Buitoni solved the sliding sauce and cheese debacle by encasing their toaster pizzas completely in dough. The first bite guaranteed a searing burn on the roof of the mouth, but fans didn’t care; the little pastries were deliciously addictive in their own unique way (so much so that all these years later there is a Facebook page pleading for a return of this product).
3. Kellogg’s Presto Pizza
Kellogg’s introduced their fruit-filled Pop Tart toaster pastries in 1964, and the rectangular breakfast treat flew off grocers’ shelves as quickly as they could be stocked. The company decided to expand on the concept and presented Presto Pizza in 1971, a non-refrigerated tomato sauce-filled pastry that was similar in everything but name to their Pop Tarts. But Presto Pizza never really caught on for some reason (maybe it was because there was more dough than filling, leaving the end product a little dry and tasteless) and was soon discontinued.
4. Big Al Luccioni’s Pizza Kits
As the spokesman for Iron City Beer, Big Al Luccioni’s smiling mug was a familiar face to Pittsburgh natives in the 1970s. The draft specialist had been working for the Pittsburgh Brewing Company since 1954 and the combination of his outgoing personality and intricate beer expertise led to him appearing in TV commercials and on billboards selling the city’s trademark suds. In the mid-1970s he launched his own line of refrigerated Pizza Kits, which included two olive oil-coated crusts, thick tomato sauce, and four different cheeses.

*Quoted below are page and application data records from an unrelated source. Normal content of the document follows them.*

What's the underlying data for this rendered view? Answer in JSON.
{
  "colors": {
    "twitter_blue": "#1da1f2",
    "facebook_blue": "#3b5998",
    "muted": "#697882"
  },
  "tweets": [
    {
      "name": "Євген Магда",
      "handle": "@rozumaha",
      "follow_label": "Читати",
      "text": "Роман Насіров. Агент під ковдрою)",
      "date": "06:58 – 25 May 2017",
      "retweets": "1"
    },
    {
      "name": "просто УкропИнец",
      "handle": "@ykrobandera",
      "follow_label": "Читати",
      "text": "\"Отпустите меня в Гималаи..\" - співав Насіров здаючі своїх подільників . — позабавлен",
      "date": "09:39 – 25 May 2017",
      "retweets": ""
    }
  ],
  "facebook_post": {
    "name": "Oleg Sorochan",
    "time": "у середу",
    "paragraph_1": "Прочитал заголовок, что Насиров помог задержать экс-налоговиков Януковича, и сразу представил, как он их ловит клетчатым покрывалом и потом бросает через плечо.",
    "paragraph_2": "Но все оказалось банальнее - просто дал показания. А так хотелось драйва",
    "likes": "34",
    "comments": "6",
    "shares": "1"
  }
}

Big Al’s Kits were primarily an Upper Ohio Valley phenomenon, but even today many Pittsburghers reminisce on “Forgotten Food” forums about the unique flavor combination of the thick, spicy sauce and copious amounts of cheese contained in individual plastic bags (so much that there was plenty to spill during assembly and then clean up afterward).
5. Roman Frozen Pizza

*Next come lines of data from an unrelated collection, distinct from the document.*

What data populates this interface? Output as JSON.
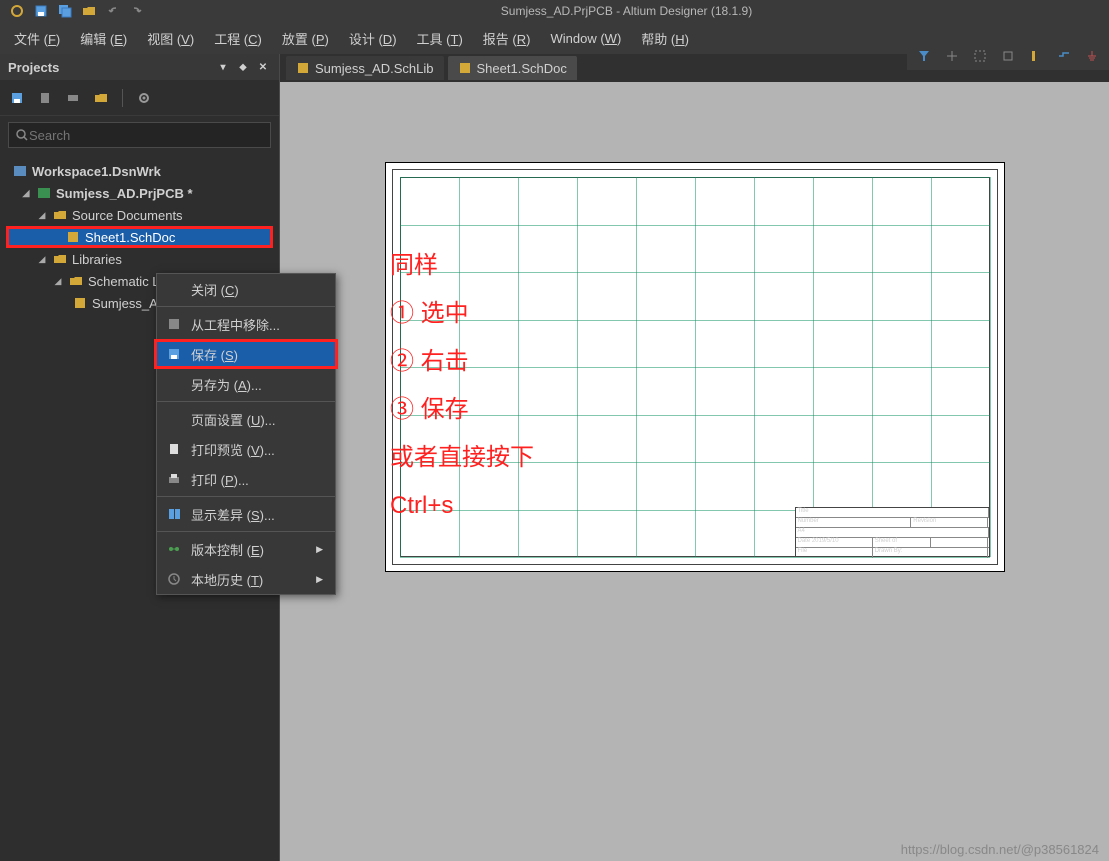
{
  "app": {
    "title": "Sumjess_AD.PrjPCB - Altium Designer (18.1.9)"
  },
  "menubar": [
    {
      "label": "文件 (",
      "hotkey": "F",
      "suffix": ")"
    },
    {
      "label": "编辑 (",
      "hotkey": "E",
      "suffix": ")"
    },
    {
      "label": "视图 (",
      "hotkey": "V",
      "suffix": ")"
    },
    {
      "label": "工程 (",
      "hotkey": "C",
      "suffix": ")"
    },
    {
      "label": "放置 (",
      "hotkey": "P",
      "suffix": ")"
    },
    {
      "label": "设计 (",
      "hotkey": "D",
      "suffix": ")"
    },
    {
      "label": "工具 (",
      "hotkey": "T",
      "suffix": ")"
    },
    {
      "label": "报告 (",
      "hotkey": "R",
      "suffix": ")"
    },
    {
      "label": "Window (",
      "hotkey": "W",
      "suffix": ")"
    },
    {
      "label": "帮助 (",
      "hotkey": "H",
      "suffix": ")"
    }
  ],
  "panel": {
    "title": "Projects",
    "search_placeholder": "Search",
    "tree": {
      "workspace": "Workspace1.DsnWrk",
      "project": "Sumjess_AD.PrjPCB *",
      "source_docs": "Source Documents",
      "sheet": "Sheet1.SchDoc",
      "libraries": "Libraries",
      "schlib_group": "Schematic Li",
      "schlib_item": "Sumjess_A"
    }
  },
  "tabs": [
    {
      "label": "Sumjess_AD.SchLib",
      "active": false
    },
    {
      "label": "Sheet1.SchDoc",
      "active": true
    }
  ],
  "context_menu": {
    "close": "关闭 (C)",
    "remove": "从工程中移除...",
    "save": "保存 (S)",
    "saveas": "另存为 (A)...",
    "pagesetup": "页面设置 (U)...",
    "printpreview": "打印预览 (V)...",
    "print": "打印 (P)...",
    "showdiff": "显示差异 (S)...",
    "version": "版本控制 (E)",
    "history": "本地历史 (T)"
  },
  "annotation": {
    "l1": "同样",
    "l2": "① 选中",
    "l3": "② 右击",
    "l4": "③ 保存",
    "l5": "或者直接按下",
    "l6": "Ctrl+s"
  },
  "watermark": "https://blog.csdn.net/@p38561824",
  "titleblock": {
    "date": "2019/5/10"
  }
}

In the early 1970s, 99 cents was considered the price barrier for frozen pizzas. Experts believed that consumers would take the trouble to buy the freshly-made version from a pizzeria rather than pay more than a dollar for a 10-inch frozen pie. Roman Products of New Jersey took a chance, however, when inflation was forcing their costs upward and making a $1.09 or more sticker price inevitable; they added some “deluxe” features to their product to justify the higher price. The company paid some major bucks to the Kelly, Nason advertising agency to perform surveys and assemble focus groups, and among their findings was that the Northeastern States preferred cheese pizza, Chicagoland loved sausage, and Detroit and the surrounding area was pepperoni territory. They also determined that consumers disliked the sometimes messy task of slicing their own pizzas, so another innovation Roman added was pre-slicing their pies into eight pieces, which they packaged in special perforated baking trays. The new, improved Roman frozen pizza debuted in June 1975 at a suggested retail price of $1.49 each. Sadly, the company overspent on all that market research and new packaging. It filed for bankruptcy in September 1975 and dissolved the following year.

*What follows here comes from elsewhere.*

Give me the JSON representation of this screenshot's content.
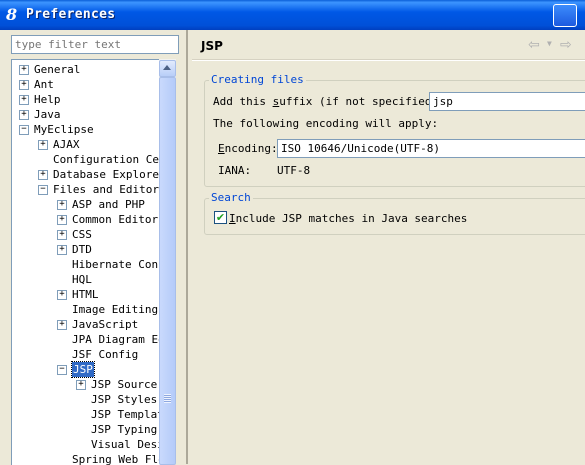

6. Libby’s Spread ‘n Heat Pizza
The “Pizza” in the name of this product was a bit misleading; Libby’s Spread ‘n Heat was simply a flavored sauce sold in a smallish can. You had to provide the bread and the cheese. And the cooking process was a little more involved than the standard heat-and-serve convenience food: You first toasted a slice of bread (or an English muffin, if you liked a thicker crust) in the toaster, then slathered on the Libby’s Spread. Next you sprinkled the cheese of your choice on top and popped it into the toaster oven for another two or so minutes. But back in 1975 the folks at Libby’s were betting that consumers would prefer waiting three minutes for a slice of pizza bread versus the 30 minutes it took for a frozen pizza to cook. Libby’s wasn’t wrong with its prediction that consumers would buy a product that allowed them to concoct a reasonable facsimile of pizza out of a hamburger bun (Ragu's Pizza Quick Sauce would take off in the years to come), but for some reason the sauce never took off.